This week I spent a day of Leadership Development Program discussing resiliency. Resiliency is the ability to carry on in the face of adversity, similar to grit, and, as an earlier blog pointed out, resiliency is the antidote to stress. Personal resiliency can lead to professional resiliency, which then leads to a resilient organization – an organization that is able to achieve its core objectives regardless of conditions. Therefore, it’s in an organization’s best interest to help workers achieve resiliency on a personal and professional level.
Hard times come to everyone, yet everyone does not respond in the same way. How we respond is likely a combination of upbringing, existing support, and genetic make-up, but is key in getting through the situation. The book Motherless Daughters is full of very powerful and successful women who pushed through the death of their mother, becoming someone even stronger. In an article referring to the book, Kathleen Smith writes, “Grief changes you like an ominous Alice in Wonderland beverage. Big things grow bigger, and little things shrink from their former importance. “If I can get through this,” you say, “then nothing will be that difficult.”
As relayed in the historic American folk tune by Stephen Foster, there were many hard times, and the song documented the plight of the poor in America. Adversity comes in many forms: job loss, illness, disaster, death of a loved one, etc. Adversity can be personal and/or professional, but certainly overlap between both aspects of our lives. While the wish in the midst of adversity is to “fast forward” to a time beyond, important lessons and key strengths are learned by the process of working through adversity.
While most will recognize the heading as a Kelly Clarkson tune, it’s actually based on a quote from Friedrich Nietzsche, 1888. There is truth to the phrase, since those who gut through adversity do end up learning skills for coping, and personal strength from persevering.
The above song is another encouraging gutsy perseverance. In the book When Bad Things Happen to Good People, Rabbi Harold Kushner states: “Laws of nature do not make exceptions for nice people. A bullet has no conscience; neither does a malignant tumor. That is why good people get sick and get hurt as much as anyone.” No one is exempt from bad times, which is why we all need to enhance resilience.

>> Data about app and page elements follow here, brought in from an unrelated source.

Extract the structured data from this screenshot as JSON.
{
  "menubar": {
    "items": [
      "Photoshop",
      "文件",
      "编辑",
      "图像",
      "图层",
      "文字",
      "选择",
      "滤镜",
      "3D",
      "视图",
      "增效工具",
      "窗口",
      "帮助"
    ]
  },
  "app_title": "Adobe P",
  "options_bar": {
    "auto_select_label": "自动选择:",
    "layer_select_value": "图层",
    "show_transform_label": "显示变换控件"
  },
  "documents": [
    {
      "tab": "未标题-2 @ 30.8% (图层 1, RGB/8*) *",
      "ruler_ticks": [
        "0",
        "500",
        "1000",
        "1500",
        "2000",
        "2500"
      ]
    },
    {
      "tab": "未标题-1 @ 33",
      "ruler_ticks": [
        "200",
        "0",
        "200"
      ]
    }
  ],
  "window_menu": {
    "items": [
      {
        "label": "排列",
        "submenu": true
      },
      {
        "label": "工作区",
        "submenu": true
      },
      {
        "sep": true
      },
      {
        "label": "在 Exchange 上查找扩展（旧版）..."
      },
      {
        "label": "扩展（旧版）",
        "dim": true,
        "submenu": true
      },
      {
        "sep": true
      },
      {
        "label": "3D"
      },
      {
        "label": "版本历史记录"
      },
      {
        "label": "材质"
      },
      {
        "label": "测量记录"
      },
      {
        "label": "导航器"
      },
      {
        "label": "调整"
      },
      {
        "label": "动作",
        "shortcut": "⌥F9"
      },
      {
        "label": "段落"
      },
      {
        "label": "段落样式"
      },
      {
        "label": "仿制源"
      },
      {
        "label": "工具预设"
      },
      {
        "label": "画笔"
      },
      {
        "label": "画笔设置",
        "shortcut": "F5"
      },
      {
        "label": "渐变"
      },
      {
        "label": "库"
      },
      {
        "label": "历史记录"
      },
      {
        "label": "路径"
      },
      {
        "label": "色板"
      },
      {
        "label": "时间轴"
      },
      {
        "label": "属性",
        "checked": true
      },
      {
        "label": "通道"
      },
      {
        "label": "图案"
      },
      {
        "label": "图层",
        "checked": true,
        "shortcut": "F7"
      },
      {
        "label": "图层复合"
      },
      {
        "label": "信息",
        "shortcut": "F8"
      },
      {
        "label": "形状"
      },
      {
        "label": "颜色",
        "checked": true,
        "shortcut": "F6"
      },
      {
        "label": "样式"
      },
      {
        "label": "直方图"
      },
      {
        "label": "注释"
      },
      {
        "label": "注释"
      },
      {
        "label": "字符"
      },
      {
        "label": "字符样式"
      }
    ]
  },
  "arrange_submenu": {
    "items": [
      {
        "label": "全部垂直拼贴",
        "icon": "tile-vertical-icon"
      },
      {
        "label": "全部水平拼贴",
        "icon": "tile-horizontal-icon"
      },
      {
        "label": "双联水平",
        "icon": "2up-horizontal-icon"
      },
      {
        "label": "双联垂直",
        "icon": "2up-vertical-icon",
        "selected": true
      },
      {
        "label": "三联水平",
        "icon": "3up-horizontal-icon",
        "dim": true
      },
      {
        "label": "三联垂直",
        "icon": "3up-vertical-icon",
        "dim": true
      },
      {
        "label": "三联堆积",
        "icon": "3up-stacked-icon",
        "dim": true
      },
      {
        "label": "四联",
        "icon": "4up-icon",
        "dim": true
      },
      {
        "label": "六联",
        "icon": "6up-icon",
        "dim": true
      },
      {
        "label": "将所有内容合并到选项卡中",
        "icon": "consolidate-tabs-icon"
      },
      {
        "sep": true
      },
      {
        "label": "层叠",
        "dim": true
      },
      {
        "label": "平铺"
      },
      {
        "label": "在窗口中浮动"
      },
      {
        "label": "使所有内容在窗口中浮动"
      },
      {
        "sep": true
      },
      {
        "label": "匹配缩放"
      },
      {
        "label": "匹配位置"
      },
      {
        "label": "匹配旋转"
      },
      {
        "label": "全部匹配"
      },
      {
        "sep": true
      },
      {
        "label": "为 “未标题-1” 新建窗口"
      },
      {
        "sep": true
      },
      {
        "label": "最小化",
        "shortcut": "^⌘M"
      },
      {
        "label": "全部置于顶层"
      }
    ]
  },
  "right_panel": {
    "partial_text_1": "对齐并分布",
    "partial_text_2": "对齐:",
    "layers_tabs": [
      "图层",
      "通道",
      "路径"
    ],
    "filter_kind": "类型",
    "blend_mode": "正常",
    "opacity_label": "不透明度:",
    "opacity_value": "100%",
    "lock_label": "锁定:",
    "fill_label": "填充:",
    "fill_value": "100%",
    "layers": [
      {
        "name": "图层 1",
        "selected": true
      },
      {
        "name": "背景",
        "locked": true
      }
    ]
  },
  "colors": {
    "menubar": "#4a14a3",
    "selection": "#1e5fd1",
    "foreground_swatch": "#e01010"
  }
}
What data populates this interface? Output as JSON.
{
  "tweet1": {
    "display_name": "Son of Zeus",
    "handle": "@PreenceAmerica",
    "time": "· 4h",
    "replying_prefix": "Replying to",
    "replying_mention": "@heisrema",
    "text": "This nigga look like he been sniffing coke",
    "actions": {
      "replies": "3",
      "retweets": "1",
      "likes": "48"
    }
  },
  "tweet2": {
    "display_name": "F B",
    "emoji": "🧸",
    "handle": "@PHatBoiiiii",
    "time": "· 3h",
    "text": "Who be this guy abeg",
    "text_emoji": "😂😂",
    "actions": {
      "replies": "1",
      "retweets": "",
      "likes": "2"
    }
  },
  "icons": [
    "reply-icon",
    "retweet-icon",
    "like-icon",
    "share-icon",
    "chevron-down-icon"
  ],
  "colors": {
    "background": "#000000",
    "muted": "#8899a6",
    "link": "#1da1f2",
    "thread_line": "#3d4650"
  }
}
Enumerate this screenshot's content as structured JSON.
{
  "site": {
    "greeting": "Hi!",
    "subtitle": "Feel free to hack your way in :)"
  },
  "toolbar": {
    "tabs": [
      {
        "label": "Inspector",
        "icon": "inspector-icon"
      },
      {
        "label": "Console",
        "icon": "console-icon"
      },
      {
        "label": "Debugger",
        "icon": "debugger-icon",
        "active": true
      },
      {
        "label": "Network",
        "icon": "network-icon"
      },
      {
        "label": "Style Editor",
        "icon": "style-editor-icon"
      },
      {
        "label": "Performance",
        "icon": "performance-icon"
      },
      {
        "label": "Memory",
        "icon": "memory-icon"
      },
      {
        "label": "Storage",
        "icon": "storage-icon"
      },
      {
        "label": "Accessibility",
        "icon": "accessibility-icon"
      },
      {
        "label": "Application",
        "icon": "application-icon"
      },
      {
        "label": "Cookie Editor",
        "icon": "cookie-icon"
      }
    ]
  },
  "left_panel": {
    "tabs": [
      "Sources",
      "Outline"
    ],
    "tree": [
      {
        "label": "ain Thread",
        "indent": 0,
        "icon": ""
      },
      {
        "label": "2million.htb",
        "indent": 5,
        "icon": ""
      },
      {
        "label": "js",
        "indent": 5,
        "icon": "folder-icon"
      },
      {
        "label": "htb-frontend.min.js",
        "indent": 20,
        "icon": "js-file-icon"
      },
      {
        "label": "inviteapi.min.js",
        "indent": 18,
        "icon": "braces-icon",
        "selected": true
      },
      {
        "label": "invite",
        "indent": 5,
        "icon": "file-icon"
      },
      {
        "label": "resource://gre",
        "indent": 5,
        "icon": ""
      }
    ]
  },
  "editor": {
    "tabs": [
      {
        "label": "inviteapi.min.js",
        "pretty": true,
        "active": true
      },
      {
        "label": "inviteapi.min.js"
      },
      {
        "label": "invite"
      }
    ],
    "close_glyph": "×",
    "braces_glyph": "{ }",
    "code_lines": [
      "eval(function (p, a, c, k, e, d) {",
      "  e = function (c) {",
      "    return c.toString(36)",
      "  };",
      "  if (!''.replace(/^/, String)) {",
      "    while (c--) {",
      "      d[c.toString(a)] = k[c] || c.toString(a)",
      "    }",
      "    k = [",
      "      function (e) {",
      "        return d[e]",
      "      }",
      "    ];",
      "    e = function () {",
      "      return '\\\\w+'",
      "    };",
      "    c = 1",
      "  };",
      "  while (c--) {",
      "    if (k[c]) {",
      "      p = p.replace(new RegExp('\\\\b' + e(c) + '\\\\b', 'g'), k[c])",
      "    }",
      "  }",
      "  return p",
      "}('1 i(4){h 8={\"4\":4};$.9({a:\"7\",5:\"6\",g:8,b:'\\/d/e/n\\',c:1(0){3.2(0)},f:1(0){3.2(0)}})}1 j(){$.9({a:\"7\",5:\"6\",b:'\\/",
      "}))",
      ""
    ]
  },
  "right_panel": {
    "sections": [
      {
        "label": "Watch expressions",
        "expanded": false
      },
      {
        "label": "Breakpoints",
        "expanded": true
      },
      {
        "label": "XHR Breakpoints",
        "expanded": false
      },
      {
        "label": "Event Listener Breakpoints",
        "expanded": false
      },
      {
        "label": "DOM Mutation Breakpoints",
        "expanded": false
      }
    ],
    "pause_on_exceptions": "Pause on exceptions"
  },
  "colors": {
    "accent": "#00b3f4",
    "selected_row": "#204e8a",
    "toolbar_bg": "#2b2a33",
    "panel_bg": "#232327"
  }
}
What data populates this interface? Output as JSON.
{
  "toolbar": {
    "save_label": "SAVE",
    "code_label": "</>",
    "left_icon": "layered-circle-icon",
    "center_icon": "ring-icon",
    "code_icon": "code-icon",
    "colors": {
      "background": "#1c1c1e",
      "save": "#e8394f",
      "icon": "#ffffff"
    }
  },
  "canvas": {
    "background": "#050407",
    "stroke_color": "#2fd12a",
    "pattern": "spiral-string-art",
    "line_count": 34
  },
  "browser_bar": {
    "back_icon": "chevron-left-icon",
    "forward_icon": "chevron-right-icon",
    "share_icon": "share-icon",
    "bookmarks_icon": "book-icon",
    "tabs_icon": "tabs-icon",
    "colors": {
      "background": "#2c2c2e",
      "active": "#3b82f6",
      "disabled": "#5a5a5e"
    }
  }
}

Six Tips to Enhance Resilience
- Get Connected. Loved ones and friends provide key support in good times and bad times. Develop these relationships now so when bad times come (and they come to all of us) you have a network to support you.
- Make Every Day Meaningful. Find something to accomplish each day, even if it’s small. Look forward to the future, and set goals to achieve.
- Learn From Experience. I’m sure this isn’t your first pity-party, so how did you get through the down times last time? Journaling about coping strategies can help you identify skills for future use, as well as help you work through feelings and frustrations.
- Remain Hopeful. The past is over and done with, but the future is unknown and hopeful. How do you want your life to proceed from this point? Looking forward to change can reduce anxiety.
- Take Care Of Yourself. It’s ok to pamper yourself a bit as you go through disappointment and grief. Listen to your body and its need for sleep, healthy food, exercise, and outsie interests. Stress management techniques such as outside, yoga, music, meditation, or other calming nurturing activities can provide an outlet for feelings.
- Be Proactive. There may be options to improve your situation. Figures out what needs to be done, make a plan, and take action. Change takes time, but if you keep taking baby steps, the traumatic incident will soon be behind you.
For additional tips, check out this article. What are your experiences with setbacks, loss, trauma, or other hard times? How did you get through? What techniques did you use? Please provide feedback in the comments.